DATASET CONTENT |
[Start of section]
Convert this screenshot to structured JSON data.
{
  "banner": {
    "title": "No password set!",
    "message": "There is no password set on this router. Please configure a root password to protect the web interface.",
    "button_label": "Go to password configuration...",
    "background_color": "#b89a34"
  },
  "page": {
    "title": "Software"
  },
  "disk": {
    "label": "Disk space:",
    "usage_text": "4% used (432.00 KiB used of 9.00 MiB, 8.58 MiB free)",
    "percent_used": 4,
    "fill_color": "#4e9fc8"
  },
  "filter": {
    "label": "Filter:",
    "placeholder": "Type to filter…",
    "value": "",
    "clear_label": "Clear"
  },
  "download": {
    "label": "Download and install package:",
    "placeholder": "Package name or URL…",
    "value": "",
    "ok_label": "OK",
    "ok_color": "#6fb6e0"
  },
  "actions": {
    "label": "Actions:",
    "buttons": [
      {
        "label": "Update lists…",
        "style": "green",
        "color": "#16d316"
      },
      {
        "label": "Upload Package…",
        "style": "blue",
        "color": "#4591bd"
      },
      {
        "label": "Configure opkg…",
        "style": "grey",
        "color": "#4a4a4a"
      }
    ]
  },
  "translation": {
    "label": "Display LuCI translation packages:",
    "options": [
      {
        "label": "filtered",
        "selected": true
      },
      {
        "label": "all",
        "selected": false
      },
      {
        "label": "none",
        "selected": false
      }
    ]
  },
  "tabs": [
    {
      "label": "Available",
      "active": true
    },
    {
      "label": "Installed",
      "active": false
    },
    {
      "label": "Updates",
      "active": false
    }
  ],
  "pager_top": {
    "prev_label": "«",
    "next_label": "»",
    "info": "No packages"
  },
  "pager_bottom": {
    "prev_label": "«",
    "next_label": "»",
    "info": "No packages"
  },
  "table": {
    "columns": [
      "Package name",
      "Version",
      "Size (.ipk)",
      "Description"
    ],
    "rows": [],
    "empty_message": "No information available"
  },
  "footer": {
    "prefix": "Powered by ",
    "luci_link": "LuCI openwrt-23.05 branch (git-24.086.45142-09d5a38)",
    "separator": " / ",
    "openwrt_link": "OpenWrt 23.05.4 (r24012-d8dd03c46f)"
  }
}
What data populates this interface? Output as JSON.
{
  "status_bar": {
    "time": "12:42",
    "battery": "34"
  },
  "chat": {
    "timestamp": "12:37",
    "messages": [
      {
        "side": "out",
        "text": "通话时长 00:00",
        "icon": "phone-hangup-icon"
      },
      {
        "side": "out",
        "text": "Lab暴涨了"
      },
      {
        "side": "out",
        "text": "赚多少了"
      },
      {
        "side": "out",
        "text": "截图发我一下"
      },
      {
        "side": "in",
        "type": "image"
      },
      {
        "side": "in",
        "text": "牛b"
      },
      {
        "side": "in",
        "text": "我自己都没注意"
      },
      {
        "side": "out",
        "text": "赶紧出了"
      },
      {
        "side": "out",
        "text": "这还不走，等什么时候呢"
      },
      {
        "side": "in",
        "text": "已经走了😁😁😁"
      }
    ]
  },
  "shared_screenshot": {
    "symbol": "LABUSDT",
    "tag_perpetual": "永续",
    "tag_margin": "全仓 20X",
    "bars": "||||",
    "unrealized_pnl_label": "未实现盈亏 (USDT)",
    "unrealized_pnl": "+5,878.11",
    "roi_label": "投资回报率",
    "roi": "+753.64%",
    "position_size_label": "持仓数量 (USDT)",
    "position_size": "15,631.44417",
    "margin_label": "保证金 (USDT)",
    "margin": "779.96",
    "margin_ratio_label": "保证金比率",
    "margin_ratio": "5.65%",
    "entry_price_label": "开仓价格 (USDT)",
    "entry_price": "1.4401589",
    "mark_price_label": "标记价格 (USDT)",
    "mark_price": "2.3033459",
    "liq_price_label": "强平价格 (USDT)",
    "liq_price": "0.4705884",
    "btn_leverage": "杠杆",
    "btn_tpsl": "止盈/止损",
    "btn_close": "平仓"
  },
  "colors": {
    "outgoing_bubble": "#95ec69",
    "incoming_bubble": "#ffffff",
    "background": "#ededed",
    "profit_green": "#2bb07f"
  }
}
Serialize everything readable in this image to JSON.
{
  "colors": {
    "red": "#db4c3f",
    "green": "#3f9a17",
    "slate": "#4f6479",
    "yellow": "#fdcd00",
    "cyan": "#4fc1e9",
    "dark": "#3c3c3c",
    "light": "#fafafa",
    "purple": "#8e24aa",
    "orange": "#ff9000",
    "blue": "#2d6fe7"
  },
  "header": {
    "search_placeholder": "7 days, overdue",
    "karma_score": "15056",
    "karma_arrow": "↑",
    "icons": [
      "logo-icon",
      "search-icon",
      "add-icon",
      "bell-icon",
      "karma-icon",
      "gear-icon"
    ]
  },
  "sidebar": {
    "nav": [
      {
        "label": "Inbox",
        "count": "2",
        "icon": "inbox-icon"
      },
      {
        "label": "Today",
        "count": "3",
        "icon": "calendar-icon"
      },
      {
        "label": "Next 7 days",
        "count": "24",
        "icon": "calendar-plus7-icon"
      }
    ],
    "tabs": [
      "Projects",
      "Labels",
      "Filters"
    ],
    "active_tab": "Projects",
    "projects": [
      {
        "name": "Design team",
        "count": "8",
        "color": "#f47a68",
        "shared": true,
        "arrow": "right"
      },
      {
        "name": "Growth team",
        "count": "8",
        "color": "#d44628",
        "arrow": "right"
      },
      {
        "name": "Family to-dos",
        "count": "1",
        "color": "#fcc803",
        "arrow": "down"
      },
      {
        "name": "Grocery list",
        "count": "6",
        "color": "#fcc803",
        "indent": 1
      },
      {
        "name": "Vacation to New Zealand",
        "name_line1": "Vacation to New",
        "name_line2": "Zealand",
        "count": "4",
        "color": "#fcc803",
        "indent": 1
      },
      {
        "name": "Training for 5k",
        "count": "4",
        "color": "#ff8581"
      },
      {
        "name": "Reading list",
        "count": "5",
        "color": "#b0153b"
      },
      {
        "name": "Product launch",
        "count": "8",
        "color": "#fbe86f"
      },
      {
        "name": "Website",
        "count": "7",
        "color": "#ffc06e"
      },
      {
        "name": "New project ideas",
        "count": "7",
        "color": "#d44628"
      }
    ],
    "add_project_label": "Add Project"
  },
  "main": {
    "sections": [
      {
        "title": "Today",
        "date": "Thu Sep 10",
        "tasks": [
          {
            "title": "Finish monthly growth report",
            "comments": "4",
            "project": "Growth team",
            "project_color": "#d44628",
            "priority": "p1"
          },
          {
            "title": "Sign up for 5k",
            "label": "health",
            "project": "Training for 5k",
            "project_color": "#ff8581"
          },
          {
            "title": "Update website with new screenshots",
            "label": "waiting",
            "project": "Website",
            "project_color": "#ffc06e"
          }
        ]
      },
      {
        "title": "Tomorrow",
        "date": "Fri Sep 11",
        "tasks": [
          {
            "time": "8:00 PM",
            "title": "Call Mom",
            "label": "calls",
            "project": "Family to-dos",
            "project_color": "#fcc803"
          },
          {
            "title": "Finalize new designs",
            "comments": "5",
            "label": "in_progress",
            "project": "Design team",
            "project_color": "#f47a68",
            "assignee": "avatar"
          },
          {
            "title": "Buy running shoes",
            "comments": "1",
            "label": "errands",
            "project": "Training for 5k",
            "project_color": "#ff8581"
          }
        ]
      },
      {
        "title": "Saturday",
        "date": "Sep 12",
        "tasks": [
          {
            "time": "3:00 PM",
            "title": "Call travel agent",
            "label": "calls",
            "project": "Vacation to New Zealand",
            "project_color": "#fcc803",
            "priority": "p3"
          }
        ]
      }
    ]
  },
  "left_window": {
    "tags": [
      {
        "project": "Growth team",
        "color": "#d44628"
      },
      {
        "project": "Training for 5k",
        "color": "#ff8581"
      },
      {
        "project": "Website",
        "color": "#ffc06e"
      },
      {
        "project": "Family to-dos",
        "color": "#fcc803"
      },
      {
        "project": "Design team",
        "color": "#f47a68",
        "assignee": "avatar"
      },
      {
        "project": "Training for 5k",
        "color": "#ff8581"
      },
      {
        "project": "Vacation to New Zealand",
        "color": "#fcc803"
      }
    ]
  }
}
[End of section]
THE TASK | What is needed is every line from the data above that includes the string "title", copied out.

REPLY |
    "title": "No password set!",
    "title": "Software"
        "title": "Today",
            "title": "Finish monthly growth report",
            "title": "Sign up for 5k",
            "title": "Update website with new screenshots",
        "title": "Tomorrow",
            "title": "Call Mom",
            "title": "Finalize new designs",
            "title": "Buy running shoes",
        "title": "Saturday",
            "title": "Call travel agent",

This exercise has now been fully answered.